• _Action item_
Pull each line containing "shirt" out of the listing below.
--- START ---
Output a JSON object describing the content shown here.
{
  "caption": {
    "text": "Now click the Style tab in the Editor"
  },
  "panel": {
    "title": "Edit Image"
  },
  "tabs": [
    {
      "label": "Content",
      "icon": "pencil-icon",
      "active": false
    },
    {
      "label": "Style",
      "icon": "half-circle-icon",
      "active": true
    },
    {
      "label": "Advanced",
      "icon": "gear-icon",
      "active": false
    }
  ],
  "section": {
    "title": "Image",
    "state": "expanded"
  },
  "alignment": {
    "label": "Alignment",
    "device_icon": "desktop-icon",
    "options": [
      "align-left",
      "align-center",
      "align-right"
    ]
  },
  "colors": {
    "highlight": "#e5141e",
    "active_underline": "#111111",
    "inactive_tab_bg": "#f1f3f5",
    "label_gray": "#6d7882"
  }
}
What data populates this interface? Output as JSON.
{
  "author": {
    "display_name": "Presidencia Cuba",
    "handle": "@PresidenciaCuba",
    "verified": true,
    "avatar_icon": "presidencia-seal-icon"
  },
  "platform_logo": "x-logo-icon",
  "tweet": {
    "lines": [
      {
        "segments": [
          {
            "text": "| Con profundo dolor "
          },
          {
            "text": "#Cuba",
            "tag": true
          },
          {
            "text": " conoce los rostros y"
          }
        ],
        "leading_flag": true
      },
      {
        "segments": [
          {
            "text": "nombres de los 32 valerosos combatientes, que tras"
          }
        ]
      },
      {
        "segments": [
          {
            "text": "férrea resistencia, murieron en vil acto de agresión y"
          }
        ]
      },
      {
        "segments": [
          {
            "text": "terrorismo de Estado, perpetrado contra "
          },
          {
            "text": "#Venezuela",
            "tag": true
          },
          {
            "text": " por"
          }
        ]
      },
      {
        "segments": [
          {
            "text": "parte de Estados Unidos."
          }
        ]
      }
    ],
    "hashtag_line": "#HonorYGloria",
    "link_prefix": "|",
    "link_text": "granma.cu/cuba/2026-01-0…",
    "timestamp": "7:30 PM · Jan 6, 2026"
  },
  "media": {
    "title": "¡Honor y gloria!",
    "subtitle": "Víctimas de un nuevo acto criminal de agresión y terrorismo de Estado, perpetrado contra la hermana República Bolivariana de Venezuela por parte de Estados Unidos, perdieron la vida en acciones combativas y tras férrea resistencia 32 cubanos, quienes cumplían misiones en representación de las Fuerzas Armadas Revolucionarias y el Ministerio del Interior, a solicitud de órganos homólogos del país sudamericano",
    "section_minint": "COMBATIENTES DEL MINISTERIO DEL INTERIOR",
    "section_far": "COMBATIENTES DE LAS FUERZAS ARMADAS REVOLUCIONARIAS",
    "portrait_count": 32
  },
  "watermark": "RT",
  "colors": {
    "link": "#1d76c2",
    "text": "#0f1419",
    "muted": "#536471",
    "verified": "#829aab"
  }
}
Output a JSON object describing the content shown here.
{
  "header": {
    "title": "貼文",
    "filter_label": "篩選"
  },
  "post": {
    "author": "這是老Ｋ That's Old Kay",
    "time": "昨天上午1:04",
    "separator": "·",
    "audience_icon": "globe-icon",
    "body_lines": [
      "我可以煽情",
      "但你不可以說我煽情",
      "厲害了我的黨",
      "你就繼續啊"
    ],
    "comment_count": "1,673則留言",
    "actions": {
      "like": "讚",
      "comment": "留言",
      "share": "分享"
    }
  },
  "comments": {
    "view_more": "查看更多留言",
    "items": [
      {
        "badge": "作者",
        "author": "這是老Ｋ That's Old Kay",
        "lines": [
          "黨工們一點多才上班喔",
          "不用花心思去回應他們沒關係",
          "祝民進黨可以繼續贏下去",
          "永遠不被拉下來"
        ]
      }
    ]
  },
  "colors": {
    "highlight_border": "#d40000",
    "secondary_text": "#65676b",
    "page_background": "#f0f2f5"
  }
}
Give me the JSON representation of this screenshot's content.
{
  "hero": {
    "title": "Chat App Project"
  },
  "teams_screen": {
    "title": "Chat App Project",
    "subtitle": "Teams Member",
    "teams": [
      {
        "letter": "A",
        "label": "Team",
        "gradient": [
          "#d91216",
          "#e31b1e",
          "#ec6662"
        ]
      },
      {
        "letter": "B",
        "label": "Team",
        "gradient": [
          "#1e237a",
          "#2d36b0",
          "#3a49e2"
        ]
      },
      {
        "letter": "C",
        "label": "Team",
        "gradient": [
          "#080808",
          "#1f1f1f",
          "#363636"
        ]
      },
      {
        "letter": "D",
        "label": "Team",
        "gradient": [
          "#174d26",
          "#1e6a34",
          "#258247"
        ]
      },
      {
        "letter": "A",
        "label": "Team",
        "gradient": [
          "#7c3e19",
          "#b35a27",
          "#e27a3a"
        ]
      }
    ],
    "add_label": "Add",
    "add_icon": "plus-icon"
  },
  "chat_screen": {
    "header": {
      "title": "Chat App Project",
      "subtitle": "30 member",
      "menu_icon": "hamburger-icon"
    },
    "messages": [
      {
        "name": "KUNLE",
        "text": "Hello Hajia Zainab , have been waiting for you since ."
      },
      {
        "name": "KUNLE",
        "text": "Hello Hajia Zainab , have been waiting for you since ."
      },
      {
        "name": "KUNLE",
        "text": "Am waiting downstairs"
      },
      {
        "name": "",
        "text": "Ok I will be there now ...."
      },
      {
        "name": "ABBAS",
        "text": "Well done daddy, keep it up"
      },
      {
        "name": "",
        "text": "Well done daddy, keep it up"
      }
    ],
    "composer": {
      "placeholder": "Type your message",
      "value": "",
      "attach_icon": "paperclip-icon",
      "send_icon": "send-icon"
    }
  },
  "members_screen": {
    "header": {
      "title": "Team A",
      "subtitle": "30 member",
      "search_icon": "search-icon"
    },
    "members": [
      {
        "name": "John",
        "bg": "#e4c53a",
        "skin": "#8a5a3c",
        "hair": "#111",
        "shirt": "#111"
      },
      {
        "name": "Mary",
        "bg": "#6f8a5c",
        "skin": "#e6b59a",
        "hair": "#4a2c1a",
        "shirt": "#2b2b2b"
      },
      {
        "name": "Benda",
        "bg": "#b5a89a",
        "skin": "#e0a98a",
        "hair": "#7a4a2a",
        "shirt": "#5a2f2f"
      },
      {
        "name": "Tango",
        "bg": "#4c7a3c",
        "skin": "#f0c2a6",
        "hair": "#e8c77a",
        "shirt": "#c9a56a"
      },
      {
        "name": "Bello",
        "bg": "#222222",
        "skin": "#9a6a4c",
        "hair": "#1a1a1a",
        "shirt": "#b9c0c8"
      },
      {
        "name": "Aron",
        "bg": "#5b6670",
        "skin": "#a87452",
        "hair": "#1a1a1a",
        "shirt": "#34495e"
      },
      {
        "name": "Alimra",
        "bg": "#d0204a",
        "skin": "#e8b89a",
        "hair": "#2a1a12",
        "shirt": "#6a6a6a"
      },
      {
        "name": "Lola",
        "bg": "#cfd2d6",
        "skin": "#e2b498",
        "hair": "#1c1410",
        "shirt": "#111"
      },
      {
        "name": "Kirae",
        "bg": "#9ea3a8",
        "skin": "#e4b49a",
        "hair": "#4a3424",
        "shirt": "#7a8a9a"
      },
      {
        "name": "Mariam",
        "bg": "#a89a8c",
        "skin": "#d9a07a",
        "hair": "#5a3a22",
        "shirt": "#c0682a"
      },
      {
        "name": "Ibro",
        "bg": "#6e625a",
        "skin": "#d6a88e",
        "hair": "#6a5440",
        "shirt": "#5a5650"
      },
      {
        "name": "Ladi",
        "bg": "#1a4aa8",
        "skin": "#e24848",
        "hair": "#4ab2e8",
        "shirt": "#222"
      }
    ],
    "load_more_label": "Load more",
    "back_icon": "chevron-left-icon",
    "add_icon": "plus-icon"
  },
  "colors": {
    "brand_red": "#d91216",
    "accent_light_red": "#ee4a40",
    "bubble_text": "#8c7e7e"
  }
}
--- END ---
• _Response to the exercise_
        "shirt": "#111"
        "shirt": "#2b2b2b"
        "shirt": "#5a2f2f"
        "shirt": "#c9a56a"
        "shirt": "#b9c0c8"
        "shirt": "#34495e"
        "shirt": "#6a6a6a"
        "shirt": "#111"
        "shirt": "#7a8a9a"
        "shirt": "#c0682a"
        "shirt": "#5a5650"
        "shirt": "#222"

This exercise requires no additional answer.